Records drawn from a dataset
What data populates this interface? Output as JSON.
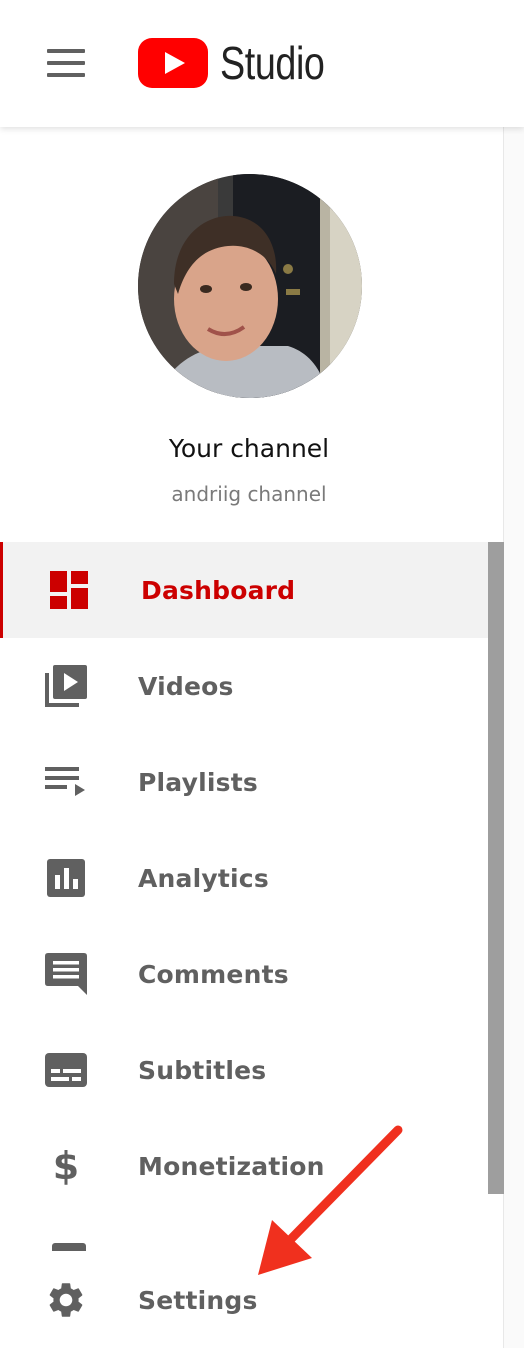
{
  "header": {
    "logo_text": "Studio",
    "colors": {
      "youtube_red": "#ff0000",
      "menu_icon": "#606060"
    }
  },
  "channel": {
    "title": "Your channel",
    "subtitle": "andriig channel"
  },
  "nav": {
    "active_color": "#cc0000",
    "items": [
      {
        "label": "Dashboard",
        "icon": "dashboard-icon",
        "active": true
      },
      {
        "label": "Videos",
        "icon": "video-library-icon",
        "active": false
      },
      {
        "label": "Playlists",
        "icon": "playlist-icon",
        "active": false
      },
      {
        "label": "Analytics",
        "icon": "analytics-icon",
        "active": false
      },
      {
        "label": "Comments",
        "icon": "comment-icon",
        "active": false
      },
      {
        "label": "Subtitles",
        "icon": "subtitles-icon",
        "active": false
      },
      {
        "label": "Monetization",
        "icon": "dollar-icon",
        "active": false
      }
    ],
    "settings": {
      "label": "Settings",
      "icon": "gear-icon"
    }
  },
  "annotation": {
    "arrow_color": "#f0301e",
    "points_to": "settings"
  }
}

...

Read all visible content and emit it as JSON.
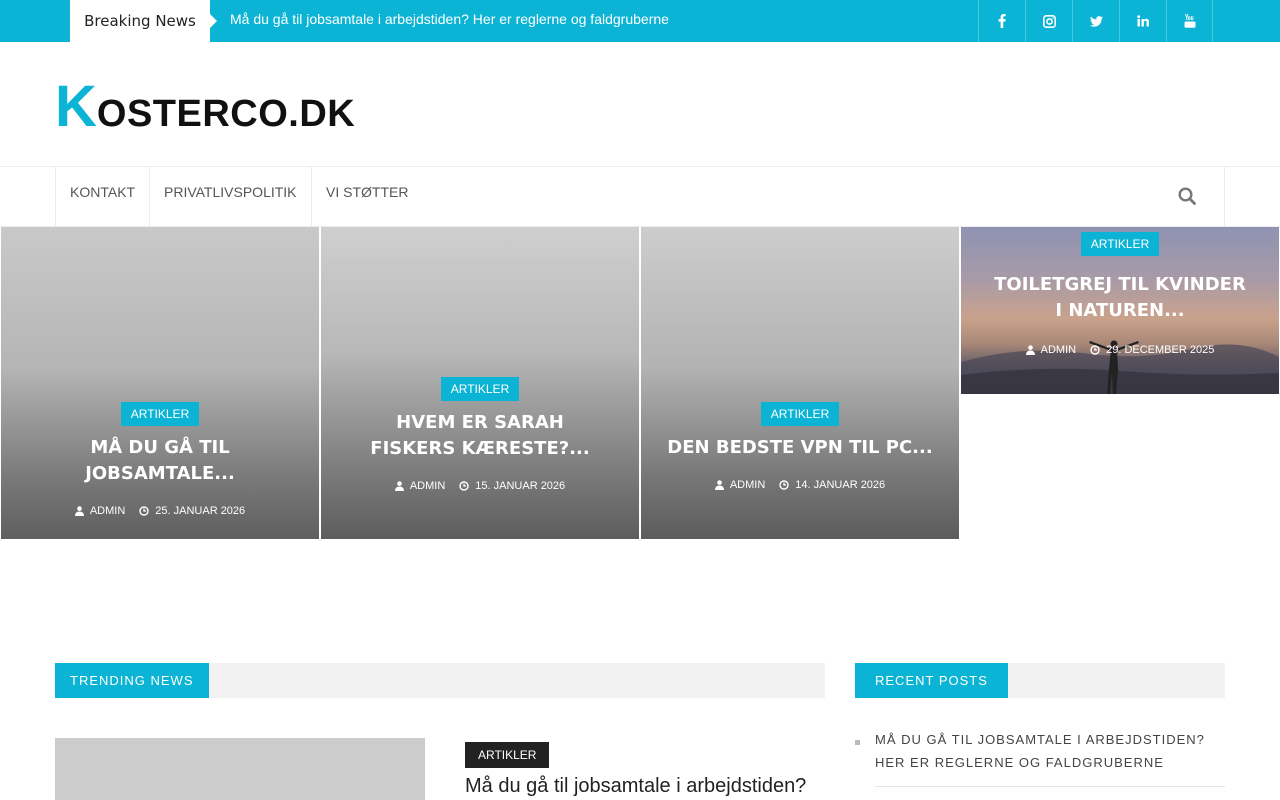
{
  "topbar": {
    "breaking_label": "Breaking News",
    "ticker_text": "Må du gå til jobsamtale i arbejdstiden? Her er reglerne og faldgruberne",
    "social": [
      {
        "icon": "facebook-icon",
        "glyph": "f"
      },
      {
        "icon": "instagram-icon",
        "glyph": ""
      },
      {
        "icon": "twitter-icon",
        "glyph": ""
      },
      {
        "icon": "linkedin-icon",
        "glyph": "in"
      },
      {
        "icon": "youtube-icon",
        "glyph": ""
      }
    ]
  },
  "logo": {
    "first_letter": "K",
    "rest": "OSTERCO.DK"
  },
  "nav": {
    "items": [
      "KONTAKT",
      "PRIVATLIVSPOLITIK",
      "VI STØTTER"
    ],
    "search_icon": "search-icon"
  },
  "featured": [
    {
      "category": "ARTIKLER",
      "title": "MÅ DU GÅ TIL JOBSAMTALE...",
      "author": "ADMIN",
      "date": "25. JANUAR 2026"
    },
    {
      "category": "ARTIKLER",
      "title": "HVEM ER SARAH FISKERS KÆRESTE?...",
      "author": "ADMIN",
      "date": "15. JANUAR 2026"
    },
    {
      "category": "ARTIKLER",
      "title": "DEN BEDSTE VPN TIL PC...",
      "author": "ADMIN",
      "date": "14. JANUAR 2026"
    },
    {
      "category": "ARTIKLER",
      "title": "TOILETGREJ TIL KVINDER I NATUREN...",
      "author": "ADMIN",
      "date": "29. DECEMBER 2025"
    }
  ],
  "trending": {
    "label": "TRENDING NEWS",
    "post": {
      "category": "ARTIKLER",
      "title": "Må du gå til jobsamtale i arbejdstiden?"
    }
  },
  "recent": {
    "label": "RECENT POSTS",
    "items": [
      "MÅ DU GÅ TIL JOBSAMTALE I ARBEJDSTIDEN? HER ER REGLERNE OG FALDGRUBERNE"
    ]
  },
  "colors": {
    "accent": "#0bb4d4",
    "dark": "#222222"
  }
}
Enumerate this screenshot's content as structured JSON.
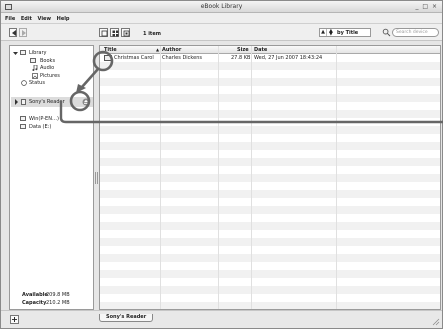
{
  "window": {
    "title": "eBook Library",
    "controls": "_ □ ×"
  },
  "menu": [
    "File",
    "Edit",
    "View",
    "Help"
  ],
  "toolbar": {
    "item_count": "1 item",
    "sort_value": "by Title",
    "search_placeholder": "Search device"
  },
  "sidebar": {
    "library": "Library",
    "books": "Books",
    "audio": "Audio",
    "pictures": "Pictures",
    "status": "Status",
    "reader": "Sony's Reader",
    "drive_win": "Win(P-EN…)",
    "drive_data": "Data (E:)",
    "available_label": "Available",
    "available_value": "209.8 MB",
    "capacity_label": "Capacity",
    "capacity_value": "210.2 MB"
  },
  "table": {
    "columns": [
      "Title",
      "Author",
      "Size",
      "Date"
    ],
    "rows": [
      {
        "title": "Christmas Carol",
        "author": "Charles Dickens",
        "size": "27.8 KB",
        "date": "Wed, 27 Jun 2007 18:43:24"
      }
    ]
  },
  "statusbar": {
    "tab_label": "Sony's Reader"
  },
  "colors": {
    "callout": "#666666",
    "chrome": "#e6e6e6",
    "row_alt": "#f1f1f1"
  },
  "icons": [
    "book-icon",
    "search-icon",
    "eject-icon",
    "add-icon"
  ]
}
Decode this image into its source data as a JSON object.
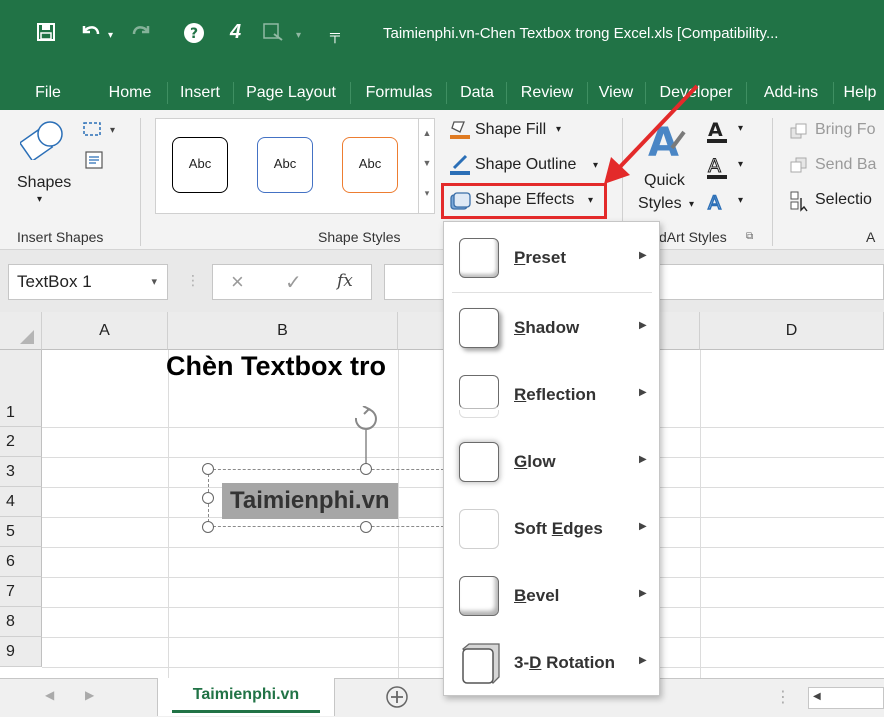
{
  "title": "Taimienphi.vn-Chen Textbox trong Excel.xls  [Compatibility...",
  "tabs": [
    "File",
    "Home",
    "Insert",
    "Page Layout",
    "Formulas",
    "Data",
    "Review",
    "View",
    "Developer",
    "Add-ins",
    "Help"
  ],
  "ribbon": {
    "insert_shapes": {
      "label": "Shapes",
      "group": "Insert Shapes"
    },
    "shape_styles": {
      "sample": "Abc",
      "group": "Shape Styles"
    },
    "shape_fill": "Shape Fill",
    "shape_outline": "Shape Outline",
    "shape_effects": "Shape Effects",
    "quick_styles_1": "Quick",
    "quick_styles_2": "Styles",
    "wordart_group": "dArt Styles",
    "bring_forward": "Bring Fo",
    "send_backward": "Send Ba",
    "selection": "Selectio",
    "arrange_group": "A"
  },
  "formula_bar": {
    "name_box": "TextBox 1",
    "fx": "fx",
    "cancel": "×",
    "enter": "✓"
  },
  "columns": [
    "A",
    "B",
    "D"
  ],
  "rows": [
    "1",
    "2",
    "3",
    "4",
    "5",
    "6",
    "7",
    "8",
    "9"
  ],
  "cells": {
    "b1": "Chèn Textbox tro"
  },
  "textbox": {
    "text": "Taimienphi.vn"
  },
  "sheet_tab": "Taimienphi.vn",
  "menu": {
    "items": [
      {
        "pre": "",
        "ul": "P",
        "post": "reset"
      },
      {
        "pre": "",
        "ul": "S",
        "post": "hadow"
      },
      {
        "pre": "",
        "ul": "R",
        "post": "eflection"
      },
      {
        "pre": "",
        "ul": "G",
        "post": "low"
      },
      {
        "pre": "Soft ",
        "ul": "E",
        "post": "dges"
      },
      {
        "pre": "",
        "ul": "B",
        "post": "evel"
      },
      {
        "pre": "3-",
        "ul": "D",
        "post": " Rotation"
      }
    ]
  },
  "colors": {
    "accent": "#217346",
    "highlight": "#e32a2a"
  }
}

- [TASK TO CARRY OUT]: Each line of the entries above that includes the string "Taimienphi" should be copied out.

- [REPLY]:
  "title": "Taimienphi.vn-Chen Textbox trong Excel.xls  [Compatibility...",
    "text": "Taimienphi.vn"
  "sheet_tab": "Taimienphi.vn",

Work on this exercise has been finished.